This is developing into an effort that has bipartisan support as a Republican senator has jumped on the bandwagon.
According to the Rhode Island Democrat Senator Jack Reed, he will be introducing a bill that would extend the long term federal unemployment insurance program by three months, and this proposal has a Republican co-sponsor.
The hope is that there will be a procedural vote on this topic as early as January 6.
Senator Reed discussed the importance of the unemployment insurance bill, stating that “This is not a program that people are leaving good jobs or not looking for jobs because they’re doing very well. This is just enough to keep people going, in some cases barely enough to keep people going.”
December 28 represented the expiry of the long term unemployment insurance benefits for 1.3 million people.
This means that these unemployed Americans will no longer be receiving support from the program in their attempts to make ends meet. By the halfway point in 2014, there will be 1.9 million more Americans who will find themselves in this same position unless there is an extension put into place for the program.
The intention of Senator Reed is to join with Nevada Republican Senator Dean Heller in introducing the extension bill. This represents only a short term extension and it will not be paid for within other portions of the budget as it will be deemed an economic emergency, said Michigan Democrat Rep. Sander Levin. Instead, the cost associated with this effort will be stacked onto the deficit.
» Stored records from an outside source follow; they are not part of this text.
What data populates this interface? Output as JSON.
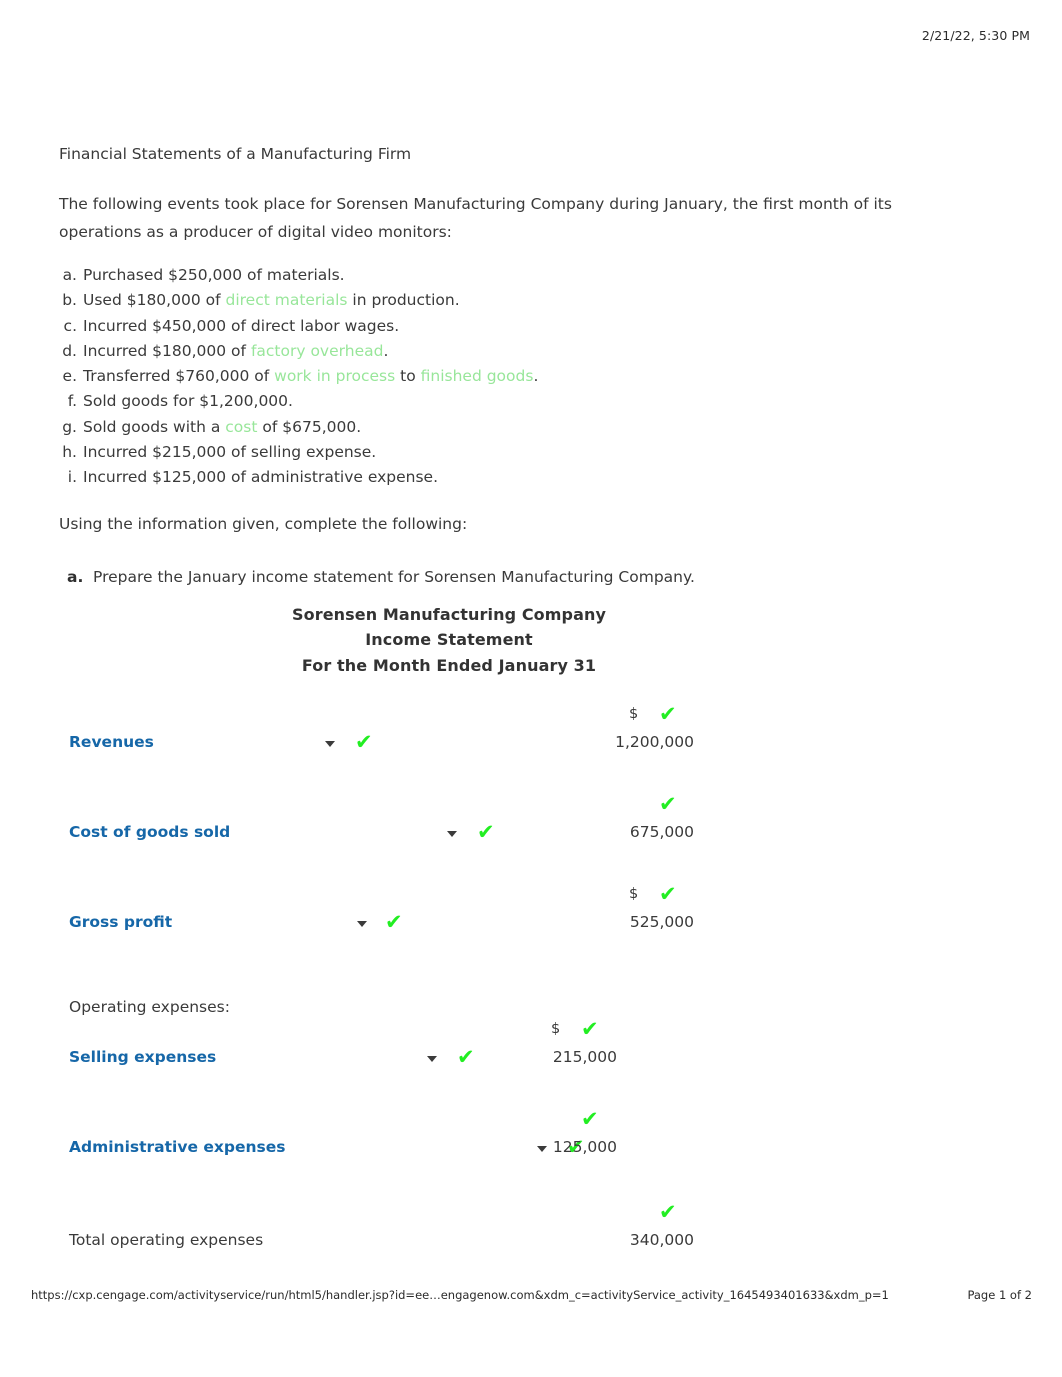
{
  "header": {
    "timestamp": "2/21/22, 5:30 PM"
  },
  "footer": {
    "url": "https://cxp.cengage.com/activityservice/run/html5/handler.jsp?id=ee…engagenow.com&xdm_c=activityService_activity_1645493401633&xdm_p=1",
    "page_label": "Page 1 of 2"
  },
  "colors": {
    "label_blue": "#1667a8",
    "check_green": "#22ee22",
    "term_green": "#98e69a",
    "body_gray": "#3a3a3a"
  },
  "document": {
    "title": "Financial Statements of a Manufacturing Firm",
    "intro": "The following events took place for Sorensen Manufacturing Company during January, the first month of its operations as a producer of digital video monitors:",
    "events": [
      {
        "marker": "a.",
        "parts": [
          {
            "text": "Purchased $250,000 of materials.",
            "style": "plain"
          }
        ]
      },
      {
        "marker": "b.",
        "parts": [
          {
            "text": "Used $180,000 of ",
            "style": "plain"
          },
          {
            "text": "direct materials",
            "style": "term"
          },
          {
            "text": " in production.",
            "style": "plain"
          }
        ]
      },
      {
        "marker": "c.",
        "parts": [
          {
            "text": "Incurred $450,000 of direct labor wages.",
            "style": "plain"
          }
        ]
      },
      {
        "marker": "d.",
        "parts": [
          {
            "text": "Incurred $180,000 of ",
            "style": "plain"
          },
          {
            "text": "factory overhead",
            "style": "term"
          },
          {
            "text": ".",
            "style": "plain"
          }
        ]
      },
      {
        "marker": "e.",
        "parts": [
          {
            "text": "Transferred $760,000 of ",
            "style": "plain"
          },
          {
            "text": "work in process",
            "style": "term"
          },
          {
            "text": " to ",
            "style": "plain"
          },
          {
            "text": "finished goods",
            "style": "term"
          },
          {
            "text": ".",
            "style": "plain"
          }
        ]
      },
      {
        "marker": "f.",
        "parts": [
          {
            "text": "Sold goods for $1,200,000.",
            "style": "plain"
          }
        ]
      },
      {
        "marker": "g.",
        "parts": [
          {
            "text": "Sold goods with a ",
            "style": "plain"
          },
          {
            "text": "cost",
            "style": "term"
          },
          {
            "text": " of $675,000.",
            "style": "plain"
          }
        ]
      },
      {
        "marker": "h.",
        "parts": [
          {
            "text": "Incurred $215,000 of selling expense.",
            "style": "plain"
          }
        ]
      },
      {
        "marker": "i.",
        "parts": [
          {
            "text": "Incurred $125,000 of administrative expense.",
            "style": "plain"
          }
        ]
      }
    ],
    "using_line": "Using the information given, complete the following:"
  },
  "requirement": {
    "letter": "a.",
    "text": "Prepare the January income statement for Sorensen Manufacturing Company."
  },
  "statement": {
    "title_line1": "Sorensen Manufacturing Company",
    "title_line2": "Income Statement",
    "title_line3": "For the Month Ended January 31",
    "rows": [
      {
        "label": "Revenues",
        "label_style": "dropdown",
        "dollar": "$",
        "amount": "1,200,000",
        "amount_column": "main",
        "label_checked": true,
        "amount_checked": true
      },
      {
        "label": "Cost of goods sold",
        "label_style": "dropdown",
        "dollar": "",
        "amount": "675,000",
        "amount_column": "main",
        "label_checked": true,
        "amount_checked": true
      },
      {
        "label": "Gross profit",
        "label_style": "dropdown",
        "dollar": "$",
        "amount": "525,000",
        "amount_column": "main",
        "label_checked": true,
        "amount_checked": true
      },
      {
        "label": "Operating expenses:",
        "label_style": "plain",
        "dollar": "",
        "amount": "",
        "amount_column": "none",
        "label_checked": false,
        "amount_checked": false
      },
      {
        "label": "Selling expenses",
        "label_style": "dropdown",
        "dollar": "$",
        "amount": "215,000",
        "amount_column": "indent",
        "label_checked": true,
        "amount_checked": true
      },
      {
        "label": "Administrative expenses",
        "label_style": "dropdown",
        "dollar": "",
        "amount": "125,000",
        "amount_column": "indent",
        "label_checked": true,
        "amount_checked": true
      },
      {
        "label": "Total operating expenses",
        "label_style": "plain",
        "dollar": "",
        "amount": "340,000",
        "amount_column": "main",
        "label_checked": false,
        "amount_checked": true
      }
    ]
  },
  "icons": {
    "caret": "chevron-down-icon",
    "check": "check-mark-icon"
  }
}
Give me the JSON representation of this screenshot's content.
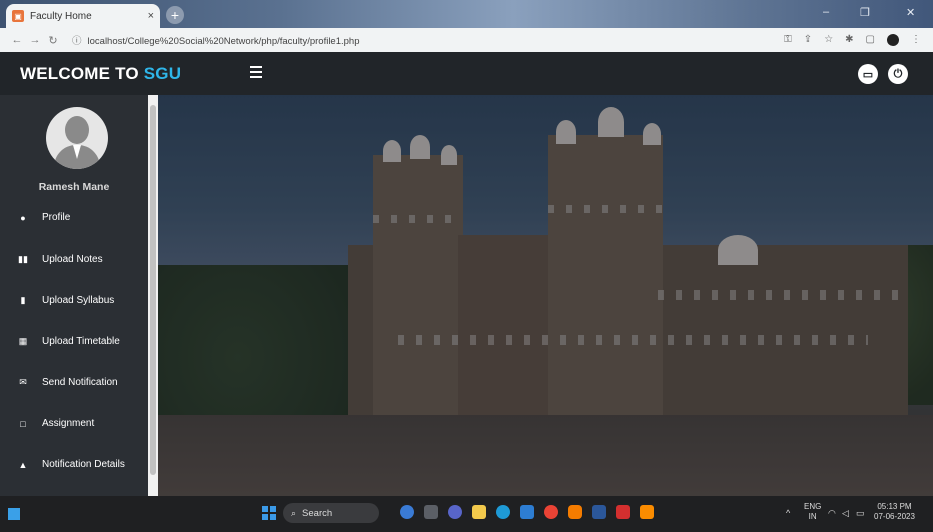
{
  "browser": {
    "tab_title": "Faculty Home",
    "tab_close": "×",
    "new_tab": "+",
    "url": "localhost/College%20Social%20Network/php/faculty/profile1.php",
    "window_controls": [
      "–",
      "❐",
      "✕"
    ]
  },
  "header": {
    "brand_prefix": "WELCOME TO",
    "brand_accent": "SGU",
    "accent_color": "#2fb6e9"
  },
  "sidebar": {
    "user_name": "Ramesh Mane",
    "items": [
      {
        "label": "Profile",
        "icon": "user-circle-icon",
        "glyph": "●"
      },
      {
        "label": "Upload Notes",
        "icon": "book-open-icon",
        "glyph": "▮▮"
      },
      {
        "label": "Upload Syllabus",
        "icon": "book-icon",
        "glyph": "▮"
      },
      {
        "label": "Upload Timetable",
        "icon": "calendar-icon",
        "glyph": "▦"
      },
      {
        "label": "Send Notification",
        "icon": "envelope-icon",
        "glyph": "✉"
      },
      {
        "label": "Assignment",
        "icon": "clipboard-icon",
        "glyph": "□"
      },
      {
        "label": "Notification Details",
        "icon": "bell-icon",
        "glyph": "▲"
      }
    ]
  },
  "taskbar": {
    "search_label": "Search",
    "lang_line1": "ENG",
    "lang_line2": "IN",
    "time": "05:13 PM",
    "date": "07-06-2023"
  }
}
This is a move that has been previously refused by Republicans.
By extending the unemployment insurance benefits for another three months, it will help to make sure that individuals and families will not be cut off from the limited income upon which they have been relying when they have nowhere else to turn. It will help lawmakers to be able to buy themselves more time to make changes to the program that could help to make it possible to pay for an extension over the long term. This, according to Senator Reed’s statement.